We started with God’s good creation but now the land is cursed. We started with man and woman safely protected and provided for in a garden paradise but now they are in exile, banished from the Garden. We started with humans blessed and told to be fruitful and multiply and rule over creation but now their calling and work comes with the curse of pain, sweat and toil.
 Matthew 10:16
 Wenham, Genesis 1-15, 72.
 Wenham, Genesis 1-15, 72.
 Wenham, Genesis 1-15, 72.
 Luke 13:32.
 John 1:29.
 Wenham, Genesis 1-15, 72.
 E.g. Genesis 18-19 and Numbers 22:21-39.
 Wenham, Genesis 1-15, 73.
 Wenham, Genesis 1-15, 73.
 Wenham, Genesis 1-15, 74.
 Leviticus 23:13 and Deuteronomy 23:15 use the same verb halek to describe God’s presence in the Tabernacle sanctuary reinforcing the sense that Eden is a first Temple. Wenham, Genesis 1-15, 74.
 See Romans 16:20, Hebrews 2:14, Revelation 12.
 Genesis 4:7.
 See , Susan T Foh, Women and the Word of God. A Response to Biblical Feminism (Phil.: Presbyterian and Reformed, 1979), 67-69, Henri Blocher, In the Beginning: The Opening Chapters of Genesis (Nottingham: Inter-Varsity Press, 1984),182 and Gordon J Wenham, Genesis 1-15 (WBC 1. Dallas, Tex.: Word, 1987), 82.
 Cf. Geneviève Fraise, “A Philosophical History of Sexual Difference” in A History of Women in the West Volume IV Emerging Feminism from Revolution to World War (Ed. Geneviève Fraisse and Michelle Perrot. Trans. Arthur Goldhammer. Cambridge, Mass.: Harvard University Press, 1993), 73.) 5
 Genesis 3:19
 Wenham treats this as a conversation n God and the heavenly hosts so that it is not that the man has become” like God’ himself but ‘like one of us,’ that is like one of the heavenly beings including God and the angels in so far as man knows good and evil.” Wenham, Genesis 1-15, 85.
 Note Wenham thinks that Adam hasn’t yet eaten from The Tree of Life. Wenham, Genesis 1-15, 85. I think that works on the assumption that eating would be a one off event leading to immortality.
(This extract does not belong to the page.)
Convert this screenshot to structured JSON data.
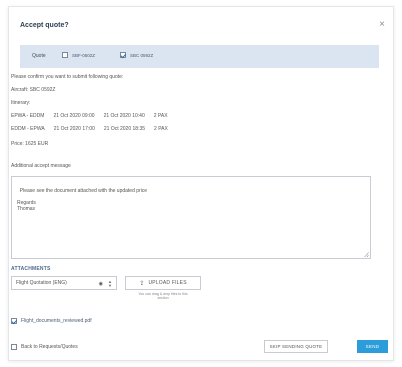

I don’t think that this is necessarily the case and particularly when you trace the imagery through to Revelation 22, it may well have been there as something to eat from daily and habitually as a statement of trust.
 Wenham, Genesis 1-15, 74.